Many parents attend my clinic with difficulties surrounding Divorce and separation. There can be confusion and misunderstandings from parents thinking why can’t they be over it. In my experience children take time to readjust. I like to think Divorce should not be seen as one single event but rather a long process in a child’s life commencing prior to the divorce and continuing for years after. Children from families can successfully adjust- it does not mean that your child will be disadvantaged. Research tells us that family conflict during and after separation is stressful for children. It can result in anxiety, withdrawal, and behaviour difficulties.We know that the way you are before and after the separation will really make a difference to your child. Many children I have worked with feel that their feelings are not considered and they have not been given proper explanations, this has often left them feeling unloved and angry. You can’t make it better or stop the pain but you can do many things to help and manage the process. Here are my top eight tips with some pointers on what you might see in behaviour through the ages.
If you can manage to offer your ex-partner respect and try and imagine your relationship is now more akin to a business partnership, it will help to diffuse conflict. Healthy breakups include negotiation and compromise.
Do not blame or join in blaming the other parent, listen to what they are saying and say how hard it is for them.
It is normal for any child whatever age to have big feelings too. They may feel it is their fault, do tell them it is not their fault. You need to say this more than once and I know this sounds obvious but this is especially at times of conflict.
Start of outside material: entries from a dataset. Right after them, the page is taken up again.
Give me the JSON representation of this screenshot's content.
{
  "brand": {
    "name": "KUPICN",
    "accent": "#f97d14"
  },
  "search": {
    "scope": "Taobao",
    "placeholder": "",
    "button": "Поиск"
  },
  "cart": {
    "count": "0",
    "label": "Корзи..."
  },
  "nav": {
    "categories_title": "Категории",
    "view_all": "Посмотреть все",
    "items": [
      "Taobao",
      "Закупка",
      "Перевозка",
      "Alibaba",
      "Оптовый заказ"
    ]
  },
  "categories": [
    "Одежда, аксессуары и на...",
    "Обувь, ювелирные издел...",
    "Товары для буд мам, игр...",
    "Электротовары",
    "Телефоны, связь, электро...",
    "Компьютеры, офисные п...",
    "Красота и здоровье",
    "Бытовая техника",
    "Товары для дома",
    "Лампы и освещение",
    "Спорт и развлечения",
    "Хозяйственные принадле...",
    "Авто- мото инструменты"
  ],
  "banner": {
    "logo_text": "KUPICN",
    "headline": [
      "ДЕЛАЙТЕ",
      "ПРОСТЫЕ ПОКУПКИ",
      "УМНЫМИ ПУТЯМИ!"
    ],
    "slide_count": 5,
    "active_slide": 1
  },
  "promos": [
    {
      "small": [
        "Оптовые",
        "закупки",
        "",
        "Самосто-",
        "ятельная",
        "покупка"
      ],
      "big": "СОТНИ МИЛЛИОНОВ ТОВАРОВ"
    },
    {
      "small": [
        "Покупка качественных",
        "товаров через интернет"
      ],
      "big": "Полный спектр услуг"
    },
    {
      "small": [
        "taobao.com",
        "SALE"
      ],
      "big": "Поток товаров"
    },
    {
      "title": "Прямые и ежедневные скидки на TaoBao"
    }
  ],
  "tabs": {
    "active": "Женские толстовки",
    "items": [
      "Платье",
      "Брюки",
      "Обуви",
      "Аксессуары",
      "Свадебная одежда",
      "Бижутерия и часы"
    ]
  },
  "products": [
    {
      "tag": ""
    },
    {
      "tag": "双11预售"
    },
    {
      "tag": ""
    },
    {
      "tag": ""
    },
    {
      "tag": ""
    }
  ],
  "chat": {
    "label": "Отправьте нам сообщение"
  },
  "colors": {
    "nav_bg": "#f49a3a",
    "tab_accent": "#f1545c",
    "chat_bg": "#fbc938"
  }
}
Do not assume they may be happy if you meet someone new. Ensure that they know that you will continue to have special time just with them. This will help any rivalries that may emerge between your children and a new partner.
They may be upset, angry or anxious at this time but they can be helped to manage the ups and downs, they can readjust healthily within two years of separation.
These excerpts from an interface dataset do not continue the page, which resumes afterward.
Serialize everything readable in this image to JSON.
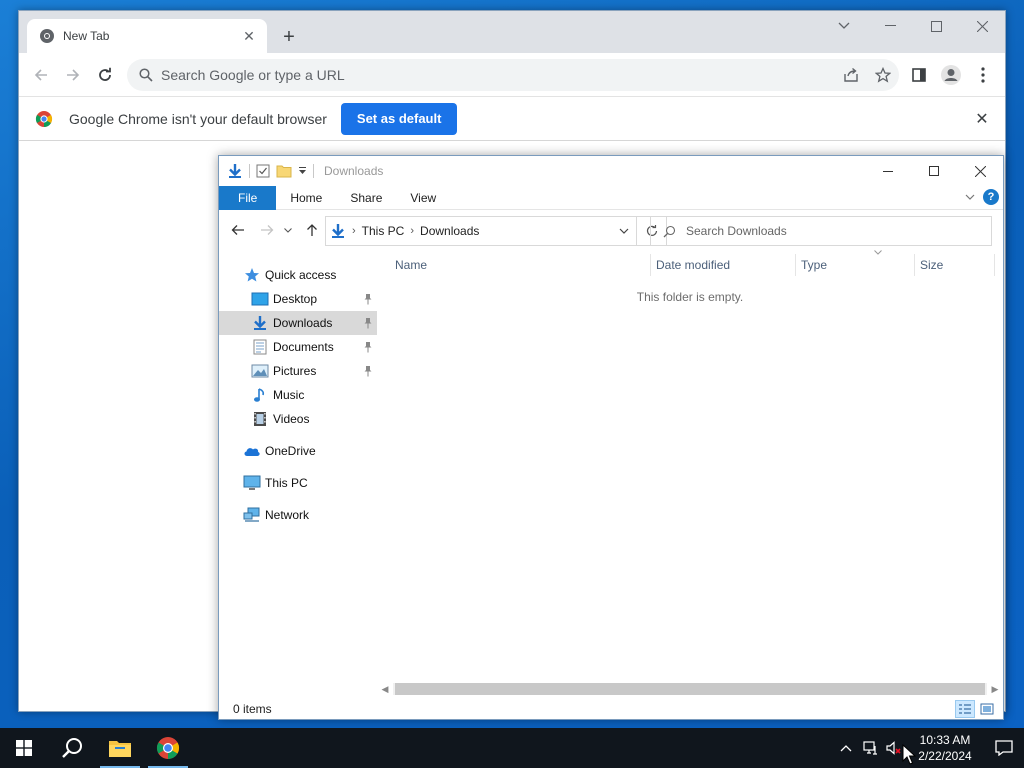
{
  "chrome": {
    "tab_title": "New Tab",
    "omnibox_placeholder": "Search Google or type a URL",
    "infobar_text": "Google Chrome isn't your default browser",
    "infobar_button": "Set as default"
  },
  "explorer": {
    "title": "Downloads",
    "ribbon_tabs": [
      "File",
      "Home",
      "Share",
      "View"
    ],
    "breadcrumb": [
      "This PC",
      "Downloads"
    ],
    "search_placeholder": "Search Downloads",
    "nav": [
      {
        "label": "Quick access",
        "icon": "quick-access-star-icon",
        "pinned": false
      },
      {
        "label": "Desktop",
        "icon": "desktop-folder-icon",
        "pinned": true
      },
      {
        "label": "Downloads",
        "icon": "downloads-arrow-icon",
        "pinned": true,
        "selected": true
      },
      {
        "label": "Documents",
        "icon": "documents-icon",
        "pinned": true
      },
      {
        "label": "Pictures",
        "icon": "pictures-icon",
        "pinned": true
      },
      {
        "label": "Music",
        "icon": "music-note-icon",
        "pinned": false
      },
      {
        "label": "Videos",
        "icon": "videos-film-icon",
        "pinned": false
      },
      {
        "label": "OneDrive",
        "icon": "onedrive-cloud-icon",
        "pinned": false
      },
      {
        "label": "This PC",
        "icon": "this-pc-monitor-icon",
        "pinned": false
      },
      {
        "label": "Network",
        "icon": "network-icon",
        "pinned": false
      }
    ],
    "columns": [
      "Name",
      "Date modified",
      "Type",
      "Size"
    ],
    "empty_message": "This folder is empty.",
    "status_count": "0 items"
  },
  "taskbar": {
    "time": "10:33 AM",
    "date": "2/22/2024"
  },
  "colors": {
    "chrome_blue": "#1a73e8",
    "explorer_file_tab": "#1979ca",
    "taskbar": "#10161d",
    "desktop": "#0a5fb8"
  }
}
If appropriate, give your child time to settle with the idea and try not to change their home, school rapidly or if a spouse moves out too rapidly. sometimes parents want to avoid the anger that leaving ensues but it really helps to talk it through prior to leaving.
Try not to make any further changes in the subsequent two years.This will give them time to readjust.
So keep talking if you can even if it means doing it via email, it can take the sting away from face to face contact. If you want to keep in contact with your child, write them letters. Do not blame the other parent.